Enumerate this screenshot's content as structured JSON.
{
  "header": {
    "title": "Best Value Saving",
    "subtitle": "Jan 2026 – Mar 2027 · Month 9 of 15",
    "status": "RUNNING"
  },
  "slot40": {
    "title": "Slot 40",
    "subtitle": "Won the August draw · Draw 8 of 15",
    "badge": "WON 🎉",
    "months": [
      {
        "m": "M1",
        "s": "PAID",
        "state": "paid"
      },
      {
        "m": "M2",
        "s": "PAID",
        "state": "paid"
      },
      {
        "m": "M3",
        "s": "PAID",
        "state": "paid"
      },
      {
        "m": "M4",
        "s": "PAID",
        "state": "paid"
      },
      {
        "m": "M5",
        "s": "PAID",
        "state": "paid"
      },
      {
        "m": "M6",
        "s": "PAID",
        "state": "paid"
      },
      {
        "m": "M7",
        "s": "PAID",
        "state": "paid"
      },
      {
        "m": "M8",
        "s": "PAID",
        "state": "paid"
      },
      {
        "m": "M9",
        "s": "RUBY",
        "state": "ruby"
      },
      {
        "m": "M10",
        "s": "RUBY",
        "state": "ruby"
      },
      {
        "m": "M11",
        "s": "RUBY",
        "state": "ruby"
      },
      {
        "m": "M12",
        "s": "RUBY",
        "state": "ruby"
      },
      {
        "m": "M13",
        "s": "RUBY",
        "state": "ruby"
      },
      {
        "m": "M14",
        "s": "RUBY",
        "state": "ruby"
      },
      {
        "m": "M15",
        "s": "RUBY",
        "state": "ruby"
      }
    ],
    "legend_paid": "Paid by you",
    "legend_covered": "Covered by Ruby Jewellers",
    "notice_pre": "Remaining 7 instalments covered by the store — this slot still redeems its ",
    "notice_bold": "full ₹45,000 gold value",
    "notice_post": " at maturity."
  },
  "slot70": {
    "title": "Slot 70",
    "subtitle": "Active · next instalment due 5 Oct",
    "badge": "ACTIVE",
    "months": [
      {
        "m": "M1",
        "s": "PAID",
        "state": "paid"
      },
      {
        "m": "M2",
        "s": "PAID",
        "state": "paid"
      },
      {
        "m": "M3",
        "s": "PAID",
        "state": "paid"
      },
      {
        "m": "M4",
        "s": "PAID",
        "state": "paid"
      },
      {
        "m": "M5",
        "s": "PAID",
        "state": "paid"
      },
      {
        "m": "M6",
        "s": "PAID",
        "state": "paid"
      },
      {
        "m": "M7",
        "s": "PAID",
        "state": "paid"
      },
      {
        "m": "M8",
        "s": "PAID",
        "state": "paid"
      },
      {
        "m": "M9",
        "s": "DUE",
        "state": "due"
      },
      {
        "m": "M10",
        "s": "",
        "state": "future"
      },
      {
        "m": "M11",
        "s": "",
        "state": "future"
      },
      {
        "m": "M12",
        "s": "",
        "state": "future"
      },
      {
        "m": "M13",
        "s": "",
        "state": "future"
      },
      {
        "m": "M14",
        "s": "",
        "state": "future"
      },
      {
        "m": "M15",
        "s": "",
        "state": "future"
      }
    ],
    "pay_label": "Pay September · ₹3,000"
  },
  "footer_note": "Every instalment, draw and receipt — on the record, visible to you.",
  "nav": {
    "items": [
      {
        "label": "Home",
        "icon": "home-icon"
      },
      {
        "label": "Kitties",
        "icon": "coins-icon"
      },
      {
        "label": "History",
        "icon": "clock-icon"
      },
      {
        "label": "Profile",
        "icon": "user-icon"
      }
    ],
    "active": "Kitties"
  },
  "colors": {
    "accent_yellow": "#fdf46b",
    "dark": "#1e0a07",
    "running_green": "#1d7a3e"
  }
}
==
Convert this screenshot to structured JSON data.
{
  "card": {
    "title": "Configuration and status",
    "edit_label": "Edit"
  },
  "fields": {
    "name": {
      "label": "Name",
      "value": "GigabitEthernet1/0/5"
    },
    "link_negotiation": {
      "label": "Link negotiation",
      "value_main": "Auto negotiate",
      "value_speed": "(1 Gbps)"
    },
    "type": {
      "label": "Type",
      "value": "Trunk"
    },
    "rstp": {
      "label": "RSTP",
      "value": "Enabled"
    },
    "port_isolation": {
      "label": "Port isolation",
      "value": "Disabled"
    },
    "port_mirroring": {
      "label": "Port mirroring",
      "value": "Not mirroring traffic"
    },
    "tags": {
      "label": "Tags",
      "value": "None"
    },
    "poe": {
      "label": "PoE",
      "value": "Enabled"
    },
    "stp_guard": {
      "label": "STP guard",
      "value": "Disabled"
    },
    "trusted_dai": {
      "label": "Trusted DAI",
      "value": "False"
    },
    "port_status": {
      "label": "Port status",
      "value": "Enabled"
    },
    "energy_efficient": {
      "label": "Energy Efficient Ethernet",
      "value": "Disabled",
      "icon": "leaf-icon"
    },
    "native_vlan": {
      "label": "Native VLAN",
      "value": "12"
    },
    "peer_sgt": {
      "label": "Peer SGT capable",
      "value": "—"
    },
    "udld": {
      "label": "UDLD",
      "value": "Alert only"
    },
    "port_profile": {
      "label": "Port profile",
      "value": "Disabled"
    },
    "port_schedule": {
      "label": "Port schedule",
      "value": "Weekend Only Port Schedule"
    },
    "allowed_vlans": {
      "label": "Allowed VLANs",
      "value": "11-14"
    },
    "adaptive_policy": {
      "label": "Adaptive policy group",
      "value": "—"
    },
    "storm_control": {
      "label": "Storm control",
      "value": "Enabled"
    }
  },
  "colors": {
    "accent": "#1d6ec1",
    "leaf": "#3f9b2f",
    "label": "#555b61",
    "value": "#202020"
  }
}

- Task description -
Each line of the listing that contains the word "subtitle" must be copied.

- Task solution -
    "subtitle": "Jan 2026 – Mar 2027 · Month 9 of 15",
    "subtitle": "Won the August draw · Draw 8 of 15",
    "subtitle": "Active · next instalment due 5 Oct",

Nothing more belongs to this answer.